Tuesday, I went camping with my family at Big Basin Redwoods State Park. My three-year old daughter took one look at the giant redwoods and proclaimed them so tall that even her big sister, age six, could not climb them.

The world is like that for three-year-olds. Everything is huge. You look up to people who, like big sisters, can conquer big things.

That evening, after dark, my wife took the kids to get ready for bed. I found myself alone at the campfire. I looked up through the giant redwoods at the stars. That night, the planet Mars was closer than it has been in 60,000 years.

60,000 years ago, my ancestors probably sat as I did just then, huddled around a campfire, looking up at the stars. Perhaps they saw Mars, brighter than ever, and consider it a god: O, great god of war, grant us victory in our battles against our enemies.

Thanks to the wonders of technology, modern men don’t have to wait long to hear whether their prayers are answered. I got my radio out, put my headphones on, and tuned in to the A’s game. Bill King was telling a story:

Back when he was announcing the Warriors, they had a game in Boston snowed out. They had to get to Muncie, Indiana, to play their next game against the Cincinnati Royals. They couldn’t fly out of Boston, so they took a train instead to New York. They had to wait several hours at JFK Airport for a flight to Chicago, and then they’d take a bus to Muncie.

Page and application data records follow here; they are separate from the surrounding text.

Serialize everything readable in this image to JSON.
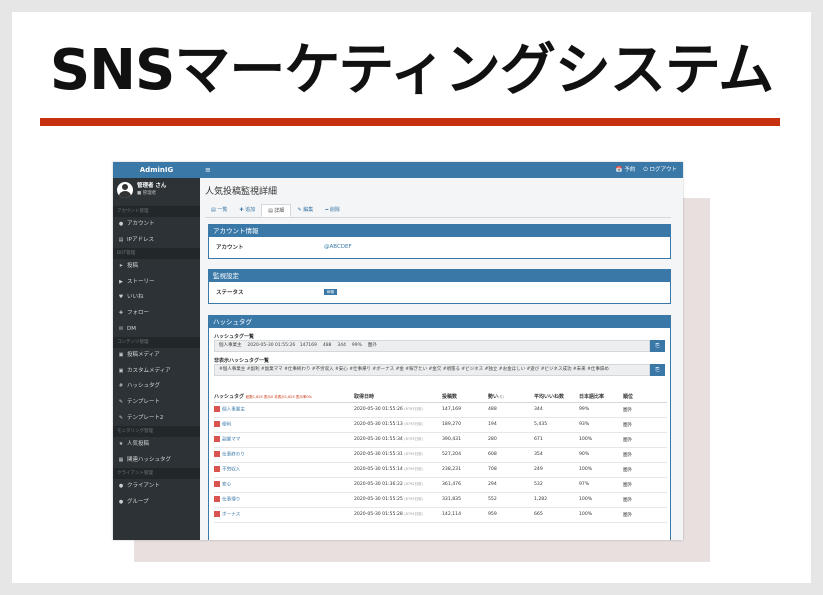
{
  "headline": "SNSマーケティングシステム",
  "app": {
    "brand": "AdminIG",
    "user": {
      "name": "管理者 さん",
      "role": "■ 管理者"
    },
    "topbar": {
      "menu": "≡",
      "links": [
        "📅 予約",
        "⏻ ログアウト"
      ]
    },
    "sidebar": [
      {
        "section": "アカウント管理"
      },
      {
        "icon": "user-icon",
        "glyph": "●",
        "label": "アカウント"
      },
      {
        "icon": "ip-icon",
        "glyph": "▤",
        "label": "IPアドレス"
      },
      {
        "section": "BOT管理"
      },
      {
        "icon": "send-icon",
        "glyph": "➤",
        "label": "投稿"
      },
      {
        "icon": "play-icon",
        "glyph": "▶",
        "label": "ストーリー"
      },
      {
        "icon": "like-icon",
        "glyph": "♥",
        "label": "いいね"
      },
      {
        "icon": "follow-icon",
        "glyph": "✚",
        "label": "フォロー"
      },
      {
        "icon": "mail-icon",
        "glyph": "✉",
        "label": "DM"
      },
      {
        "section": "コンテンツ管理"
      },
      {
        "icon": "media-icon",
        "glyph": "▣",
        "label": "投稿メディア"
      },
      {
        "icon": "custom-media-icon",
        "glyph": "▣",
        "label": "カスタムメディア"
      },
      {
        "icon": "hashtag-icon",
        "glyph": "#",
        "label": "ハッシュタグ"
      },
      {
        "icon": "template-icon",
        "glyph": "✎",
        "label": "テンプレート"
      },
      {
        "icon": "template2-icon",
        "glyph": "✎",
        "label": "テンプレート2"
      },
      {
        "section": "モニタリング管理"
      },
      {
        "icon": "star-icon",
        "glyph": "★",
        "label": "人気投稿"
      },
      {
        "icon": "related-hashtag-icon",
        "glyph": "▦",
        "label": "関連ハッシュタグ"
      },
      {
        "section": "クライアント管理"
      },
      {
        "icon": "client-icon",
        "glyph": "●",
        "label": "クライアント"
      },
      {
        "icon": "group-icon",
        "glyph": "●",
        "label": "グループ"
      }
    ],
    "page_title": "人気投稿監視詳細",
    "tabs": [
      {
        "label": "▤ 一覧",
        "active": false
      },
      {
        "label": "✚ 追加",
        "active": false
      },
      {
        "label": "▤ 詳細",
        "active": true
      },
      {
        "label": "✎ 編集",
        "active": false
      },
      {
        "label": "━ 削除",
        "active": false
      }
    ],
    "account_box": {
      "title": "アカウント情報",
      "key": "アカウント",
      "value": "@ABCDEF"
    },
    "monitor_box": {
      "title": "監視設定",
      "key": "ステータス",
      "value": "稼働"
    },
    "hashtag_box": {
      "title": "ハッシュタグ",
      "list_label": "ハッシュタグ一覧",
      "list_value": "個人事業主　 2020-05-30 01:55:26　147169　 488　 344　 99%　 圏外",
      "hidden_label": "非表示ハッシュタグ一覧",
      "hidden_value": "#個人事業主 #副利 #副業ママ #仕事終わり #不労収入 #安心 #仕事帰り #ボーナス #金 #稼ぎたい #金欠 #頑張る #ビジネス #独立 #お金ほしい #遊び #ビジネス成功 #未来 #仕事辞め",
      "action_glyph": "⎘",
      "columns": [
        {
          "label": "ハッシュタグ",
          "note": "総数1,625 表示0 非表示1,625 表示率0%"
        },
        {
          "label": "取得日時"
        },
        {
          "label": "投稿数"
        },
        {
          "label": "勢い",
          "unit": "(件)"
        },
        {
          "label": "平均いいね数"
        },
        {
          "label": "日本語比率"
        },
        {
          "label": "順位"
        }
      ],
      "rows": [
        {
          "tag": "個人事業主",
          "date": "2020-05-30 01:55:26",
          "ago": "(8793日前)",
          "posts": "147,169",
          "momentum": "488",
          "avg": "344",
          "ratio": "99%",
          "rank": "圏外"
        },
        {
          "tag": "便利",
          "date": "2020-05-30 01:55:13",
          "ago": "(8793日前)",
          "posts": "189,270",
          "momentum": "194",
          "avg": "5,435",
          "ratio": "93%",
          "rank": "圏外"
        },
        {
          "tag": "副業ママ",
          "date": "2020-05-30 01:55:34",
          "ago": "(8793日前)",
          "posts": "390,431",
          "momentum": "280",
          "avg": "671",
          "ratio": "100%",
          "rank": "圏外"
        },
        {
          "tag": "仕事終わり",
          "date": "2020-05-30 01:55:31",
          "ago": "(8793日前)",
          "posts": "527,204",
          "momentum": "608",
          "avg": "354",
          "ratio": "90%",
          "rank": "圏外"
        },
        {
          "tag": "不労収入",
          "date": "2020-05-30 01:55:14",
          "ago": "(8793日前)",
          "posts": "238,231",
          "momentum": "708",
          "avg": "249",
          "ratio": "100%",
          "rank": "圏外"
        },
        {
          "tag": "安心",
          "date": "2020-05-30 01:36:22",
          "ago": "(8792日前)",
          "posts": "361,476",
          "momentum": "294",
          "avg": "532",
          "ratio": "97%",
          "rank": "圏外"
        },
        {
          "tag": "仕事帰り",
          "date": "2020-05-30 01:55:25",
          "ago": "(8793日前)",
          "posts": "331,835",
          "momentum": "552",
          "avg": "1,282",
          "ratio": "100%",
          "rank": "圏外"
        },
        {
          "tag": "ボーナス",
          "date": "2020-05-30 01:55:28",
          "ago": "(8793日前)",
          "posts": "142,114",
          "momentum": "959",
          "avg": "665",
          "ratio": "100%",
          "rank": "圏外"
        }
      ]
    }
  }
}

At the airport, Nate Thurmond ran into a famous midget actor, and struck up a conversation. Bill King came upon them, and the mere sight of a man hardly four feet tall talking to a man nearly seven feet tall was something he’d never forget.

Back to the game: the A’s won a long, twelve inning battle, 2-1. Praise Mars!

And so the universe is like this: sometimes, you’ve got your buses and airplanes , your radios and TVs and computers, your ERAs and OBPs and EQAs and UZRs, and you think you’re big enough to climb every tree Mother Nature puts in front of you. But sometimes, you’re just a small man at a campfire, dwarfed by the redwoods, subject to the whims of the stars.